TASK
From the records below, copy each line in which the string "Social" occurs.

RECORDED INFORMATION
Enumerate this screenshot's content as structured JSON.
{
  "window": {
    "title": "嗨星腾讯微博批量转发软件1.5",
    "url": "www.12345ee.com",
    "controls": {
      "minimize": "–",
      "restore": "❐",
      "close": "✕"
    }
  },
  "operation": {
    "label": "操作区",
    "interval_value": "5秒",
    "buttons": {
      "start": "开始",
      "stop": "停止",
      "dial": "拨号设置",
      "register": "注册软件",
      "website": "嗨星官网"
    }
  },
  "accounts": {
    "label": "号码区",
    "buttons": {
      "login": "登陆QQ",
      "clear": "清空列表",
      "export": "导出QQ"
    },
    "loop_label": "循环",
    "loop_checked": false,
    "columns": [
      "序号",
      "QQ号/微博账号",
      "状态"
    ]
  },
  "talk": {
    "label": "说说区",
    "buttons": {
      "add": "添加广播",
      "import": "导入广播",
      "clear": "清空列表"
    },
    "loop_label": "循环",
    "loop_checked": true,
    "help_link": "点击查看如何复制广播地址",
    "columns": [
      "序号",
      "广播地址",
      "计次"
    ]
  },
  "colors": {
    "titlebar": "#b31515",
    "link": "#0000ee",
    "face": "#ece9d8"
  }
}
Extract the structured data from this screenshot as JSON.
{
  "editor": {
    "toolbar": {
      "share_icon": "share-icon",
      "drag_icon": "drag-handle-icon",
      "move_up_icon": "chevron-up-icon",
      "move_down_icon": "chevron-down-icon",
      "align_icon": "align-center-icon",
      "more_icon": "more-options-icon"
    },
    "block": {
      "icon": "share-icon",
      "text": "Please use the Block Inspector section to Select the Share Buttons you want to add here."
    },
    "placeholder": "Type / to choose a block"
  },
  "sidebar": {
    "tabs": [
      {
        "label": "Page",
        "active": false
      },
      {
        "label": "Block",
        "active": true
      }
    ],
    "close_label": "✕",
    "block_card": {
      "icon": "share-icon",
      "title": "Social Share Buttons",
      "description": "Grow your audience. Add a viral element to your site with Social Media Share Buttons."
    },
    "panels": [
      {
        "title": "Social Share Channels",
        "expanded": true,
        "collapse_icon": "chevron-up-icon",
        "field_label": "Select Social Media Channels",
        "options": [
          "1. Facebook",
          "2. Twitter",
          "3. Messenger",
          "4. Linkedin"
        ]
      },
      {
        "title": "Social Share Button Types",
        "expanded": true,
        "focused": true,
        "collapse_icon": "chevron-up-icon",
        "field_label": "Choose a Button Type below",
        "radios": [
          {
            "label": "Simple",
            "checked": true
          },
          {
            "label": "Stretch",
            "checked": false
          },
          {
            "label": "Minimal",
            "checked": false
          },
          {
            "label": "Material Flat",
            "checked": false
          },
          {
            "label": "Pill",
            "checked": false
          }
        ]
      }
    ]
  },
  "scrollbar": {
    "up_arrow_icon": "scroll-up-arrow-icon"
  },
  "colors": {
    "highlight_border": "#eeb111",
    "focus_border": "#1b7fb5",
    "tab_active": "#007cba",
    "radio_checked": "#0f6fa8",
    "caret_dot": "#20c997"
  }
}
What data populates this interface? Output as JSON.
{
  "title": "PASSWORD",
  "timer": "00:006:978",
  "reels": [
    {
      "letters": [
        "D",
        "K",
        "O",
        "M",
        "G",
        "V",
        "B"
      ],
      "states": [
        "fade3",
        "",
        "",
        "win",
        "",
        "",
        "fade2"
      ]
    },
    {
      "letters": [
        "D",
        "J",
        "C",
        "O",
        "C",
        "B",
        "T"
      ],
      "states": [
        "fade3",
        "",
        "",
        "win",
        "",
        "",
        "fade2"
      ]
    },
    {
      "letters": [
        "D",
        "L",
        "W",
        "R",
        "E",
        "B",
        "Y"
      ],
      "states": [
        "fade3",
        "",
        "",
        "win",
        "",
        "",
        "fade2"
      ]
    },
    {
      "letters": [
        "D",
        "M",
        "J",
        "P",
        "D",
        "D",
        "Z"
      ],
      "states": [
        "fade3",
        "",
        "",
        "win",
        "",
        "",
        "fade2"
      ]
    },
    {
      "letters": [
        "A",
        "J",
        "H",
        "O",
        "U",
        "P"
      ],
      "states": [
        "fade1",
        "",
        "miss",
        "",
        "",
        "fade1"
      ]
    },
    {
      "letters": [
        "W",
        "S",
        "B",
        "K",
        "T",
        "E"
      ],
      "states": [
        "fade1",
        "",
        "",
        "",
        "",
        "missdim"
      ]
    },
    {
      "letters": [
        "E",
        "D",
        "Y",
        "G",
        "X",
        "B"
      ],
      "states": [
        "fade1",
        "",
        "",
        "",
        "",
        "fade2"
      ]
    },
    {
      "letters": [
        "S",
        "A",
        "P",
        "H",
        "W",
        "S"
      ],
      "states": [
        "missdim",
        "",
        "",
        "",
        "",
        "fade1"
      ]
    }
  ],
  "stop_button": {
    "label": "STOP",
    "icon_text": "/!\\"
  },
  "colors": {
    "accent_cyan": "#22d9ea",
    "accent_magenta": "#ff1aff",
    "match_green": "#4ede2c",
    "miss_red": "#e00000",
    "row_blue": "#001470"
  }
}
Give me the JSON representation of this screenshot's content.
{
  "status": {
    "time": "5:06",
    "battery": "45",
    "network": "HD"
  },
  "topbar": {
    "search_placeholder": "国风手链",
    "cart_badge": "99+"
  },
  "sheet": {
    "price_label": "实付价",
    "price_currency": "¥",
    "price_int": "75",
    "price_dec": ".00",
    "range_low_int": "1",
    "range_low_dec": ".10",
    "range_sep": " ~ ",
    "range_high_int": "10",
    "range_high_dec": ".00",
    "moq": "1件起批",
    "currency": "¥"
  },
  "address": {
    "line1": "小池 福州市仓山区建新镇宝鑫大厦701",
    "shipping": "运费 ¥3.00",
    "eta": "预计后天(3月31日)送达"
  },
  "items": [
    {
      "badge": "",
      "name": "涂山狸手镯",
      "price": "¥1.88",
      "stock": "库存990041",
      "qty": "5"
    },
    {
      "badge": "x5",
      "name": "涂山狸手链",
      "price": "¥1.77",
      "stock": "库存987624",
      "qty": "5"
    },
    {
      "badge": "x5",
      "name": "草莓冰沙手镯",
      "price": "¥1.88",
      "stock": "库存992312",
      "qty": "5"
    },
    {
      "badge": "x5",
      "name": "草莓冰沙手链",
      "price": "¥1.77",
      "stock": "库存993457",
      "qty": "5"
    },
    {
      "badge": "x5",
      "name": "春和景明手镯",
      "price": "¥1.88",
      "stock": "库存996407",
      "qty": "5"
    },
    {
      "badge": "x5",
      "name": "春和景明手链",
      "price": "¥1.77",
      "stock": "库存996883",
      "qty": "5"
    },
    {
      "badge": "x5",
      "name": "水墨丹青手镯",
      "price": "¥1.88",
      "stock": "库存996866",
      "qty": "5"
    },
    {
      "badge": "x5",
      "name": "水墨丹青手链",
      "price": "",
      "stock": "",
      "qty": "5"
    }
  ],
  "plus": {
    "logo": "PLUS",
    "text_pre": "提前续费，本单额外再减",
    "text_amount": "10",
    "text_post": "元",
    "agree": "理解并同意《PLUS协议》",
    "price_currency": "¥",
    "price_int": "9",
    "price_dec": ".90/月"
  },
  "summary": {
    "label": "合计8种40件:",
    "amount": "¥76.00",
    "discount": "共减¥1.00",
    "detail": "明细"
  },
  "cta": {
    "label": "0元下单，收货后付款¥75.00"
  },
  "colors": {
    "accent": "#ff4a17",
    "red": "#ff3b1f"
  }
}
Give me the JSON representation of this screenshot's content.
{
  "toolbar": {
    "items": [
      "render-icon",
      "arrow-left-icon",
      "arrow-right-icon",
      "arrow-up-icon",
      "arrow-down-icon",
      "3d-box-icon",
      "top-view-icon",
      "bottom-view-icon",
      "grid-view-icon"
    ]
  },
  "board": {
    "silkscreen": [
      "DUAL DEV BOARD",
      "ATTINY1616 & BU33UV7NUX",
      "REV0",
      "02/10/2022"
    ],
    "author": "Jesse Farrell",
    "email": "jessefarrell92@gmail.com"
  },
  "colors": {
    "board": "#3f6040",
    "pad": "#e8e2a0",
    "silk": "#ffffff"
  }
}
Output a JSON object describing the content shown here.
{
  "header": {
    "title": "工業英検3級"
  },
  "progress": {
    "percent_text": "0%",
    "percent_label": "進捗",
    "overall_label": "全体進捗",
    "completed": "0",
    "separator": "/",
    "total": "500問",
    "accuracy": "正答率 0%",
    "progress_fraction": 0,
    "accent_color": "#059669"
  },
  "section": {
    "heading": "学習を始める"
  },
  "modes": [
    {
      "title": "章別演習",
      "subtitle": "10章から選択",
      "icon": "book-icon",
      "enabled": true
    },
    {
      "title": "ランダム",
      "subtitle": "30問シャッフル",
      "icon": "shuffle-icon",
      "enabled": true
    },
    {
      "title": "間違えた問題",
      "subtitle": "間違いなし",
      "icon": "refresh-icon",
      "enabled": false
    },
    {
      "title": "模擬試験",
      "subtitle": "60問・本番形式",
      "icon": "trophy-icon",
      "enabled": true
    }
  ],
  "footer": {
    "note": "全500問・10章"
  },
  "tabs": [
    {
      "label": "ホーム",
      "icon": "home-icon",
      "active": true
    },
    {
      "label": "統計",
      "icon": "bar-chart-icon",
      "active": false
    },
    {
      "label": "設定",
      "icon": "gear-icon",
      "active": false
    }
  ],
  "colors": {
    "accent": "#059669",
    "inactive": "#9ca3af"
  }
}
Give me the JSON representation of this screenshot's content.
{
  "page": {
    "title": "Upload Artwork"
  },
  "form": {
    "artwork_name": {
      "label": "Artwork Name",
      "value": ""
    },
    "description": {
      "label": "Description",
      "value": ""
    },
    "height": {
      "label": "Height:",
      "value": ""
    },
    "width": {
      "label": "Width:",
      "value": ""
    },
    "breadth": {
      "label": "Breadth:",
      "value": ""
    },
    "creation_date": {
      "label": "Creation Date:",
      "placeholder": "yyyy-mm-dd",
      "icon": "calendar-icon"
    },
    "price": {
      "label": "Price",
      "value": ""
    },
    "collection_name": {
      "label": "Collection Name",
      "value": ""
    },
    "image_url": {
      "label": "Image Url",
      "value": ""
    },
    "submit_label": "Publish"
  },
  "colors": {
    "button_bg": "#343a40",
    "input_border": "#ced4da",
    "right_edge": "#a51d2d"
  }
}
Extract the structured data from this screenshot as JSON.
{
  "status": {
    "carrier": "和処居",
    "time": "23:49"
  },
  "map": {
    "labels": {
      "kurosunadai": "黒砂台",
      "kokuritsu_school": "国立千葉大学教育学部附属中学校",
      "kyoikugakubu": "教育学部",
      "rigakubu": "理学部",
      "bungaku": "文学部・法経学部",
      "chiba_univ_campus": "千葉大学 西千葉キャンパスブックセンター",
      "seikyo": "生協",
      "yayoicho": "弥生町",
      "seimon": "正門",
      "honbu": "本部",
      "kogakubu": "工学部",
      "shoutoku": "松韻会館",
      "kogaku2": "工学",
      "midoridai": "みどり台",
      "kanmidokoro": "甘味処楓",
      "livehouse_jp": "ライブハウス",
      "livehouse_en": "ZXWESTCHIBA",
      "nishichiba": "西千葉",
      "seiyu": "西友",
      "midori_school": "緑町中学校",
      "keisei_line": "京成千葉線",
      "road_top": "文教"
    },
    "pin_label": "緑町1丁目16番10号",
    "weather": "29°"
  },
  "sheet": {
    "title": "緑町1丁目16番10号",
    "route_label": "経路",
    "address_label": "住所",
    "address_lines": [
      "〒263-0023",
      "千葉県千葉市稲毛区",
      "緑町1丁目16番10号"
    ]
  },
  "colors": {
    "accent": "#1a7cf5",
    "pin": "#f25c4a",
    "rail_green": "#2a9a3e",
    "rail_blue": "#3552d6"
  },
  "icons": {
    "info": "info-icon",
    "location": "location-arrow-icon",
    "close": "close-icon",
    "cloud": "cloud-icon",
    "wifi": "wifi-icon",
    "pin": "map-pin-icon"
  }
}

RESPONSE FOR THIS EXERCISE
      "title": "Social Share Buttons",
      "description": "Grow your audience. Add a viral element to your site with Social Media Share Buttons."
        "title": "Social Share Channels",
        "field_label": "Select Social Media Channels",
        "title": "Social Share Button Types",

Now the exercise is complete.